"Art should have a vital connection with live issues," Ananya Chatterjea once said, describing her activist approach to art. A trained classical dancer from Calcutta who now explores the roles of women through more contemporary modes of expression, Dr. Chatterjea will discuss her personal journey as a dancer, choreographer and activist in a lecture-demonstration on Wednesday, May 16 at 3:30pm in Kresge Little Theater.
In her presentation, "Dancing Through Disruptions: Notions of 'Classical Antiquity,' Postcolonial Fractures, and Complex Footwork," Dr. Chatterjea will discuss her struggle to work through inherited legacies, western-style modernity, and interactions with the lure of 'westernized' glamour.

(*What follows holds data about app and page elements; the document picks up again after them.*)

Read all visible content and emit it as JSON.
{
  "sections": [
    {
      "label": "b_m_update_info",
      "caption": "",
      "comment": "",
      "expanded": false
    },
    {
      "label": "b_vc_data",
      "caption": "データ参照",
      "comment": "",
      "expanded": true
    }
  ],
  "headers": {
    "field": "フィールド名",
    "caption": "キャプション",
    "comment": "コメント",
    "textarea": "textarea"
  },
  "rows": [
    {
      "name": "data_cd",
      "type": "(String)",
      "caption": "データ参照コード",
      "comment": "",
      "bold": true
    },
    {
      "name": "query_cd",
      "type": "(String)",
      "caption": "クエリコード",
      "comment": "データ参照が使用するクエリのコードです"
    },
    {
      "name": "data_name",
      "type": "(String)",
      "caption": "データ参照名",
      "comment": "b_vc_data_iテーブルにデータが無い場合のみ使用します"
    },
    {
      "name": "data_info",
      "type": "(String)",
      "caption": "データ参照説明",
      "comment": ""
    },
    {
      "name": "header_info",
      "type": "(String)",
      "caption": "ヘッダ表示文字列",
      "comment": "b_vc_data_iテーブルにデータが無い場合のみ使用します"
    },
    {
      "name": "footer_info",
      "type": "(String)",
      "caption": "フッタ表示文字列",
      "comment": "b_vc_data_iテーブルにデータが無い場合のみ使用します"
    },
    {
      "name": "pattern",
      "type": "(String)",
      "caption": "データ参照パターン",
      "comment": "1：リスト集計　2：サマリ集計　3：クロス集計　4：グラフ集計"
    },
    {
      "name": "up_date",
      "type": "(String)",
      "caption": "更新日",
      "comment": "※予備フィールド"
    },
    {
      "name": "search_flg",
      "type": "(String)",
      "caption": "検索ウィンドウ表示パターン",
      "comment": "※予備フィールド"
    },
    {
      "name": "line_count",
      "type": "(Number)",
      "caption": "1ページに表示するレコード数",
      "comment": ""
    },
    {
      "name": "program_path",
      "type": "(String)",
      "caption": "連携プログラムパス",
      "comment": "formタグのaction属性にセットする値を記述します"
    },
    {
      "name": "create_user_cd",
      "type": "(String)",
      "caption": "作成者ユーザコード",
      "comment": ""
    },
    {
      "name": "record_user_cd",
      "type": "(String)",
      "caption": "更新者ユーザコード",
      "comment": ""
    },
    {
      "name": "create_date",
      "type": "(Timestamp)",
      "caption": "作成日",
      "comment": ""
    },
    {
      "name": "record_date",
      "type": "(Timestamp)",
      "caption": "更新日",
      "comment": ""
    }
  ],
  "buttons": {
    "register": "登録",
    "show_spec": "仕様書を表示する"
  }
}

"We do come across criticism that we are washing dirty linen in public when we portray current South Asian women issues in the US," Dr. Chatterjea said in an interview with the Hindu, India's national newspaper. "But women's resistance forms a large part of the forgotten history of South Asia. I seek to throw light on that as well. Good or bad, it is my history too. I love it. I own it."
While at MIT, Dr. Chatterjea will work on a project with Assistant Professor Thomas DeFrantz called "Remembering Our Feet: A Dance Collaboration Across Cultures." This performance project will explore affinities and differences between classic American dance (tap dance) and classical Indian dance (Kathak). Dr. Chatterjea and Mr. DeFrantz plan to perform this work at MIT in 2002.
A version of this article appeared in MIT Tech Talk on May 16, 2001.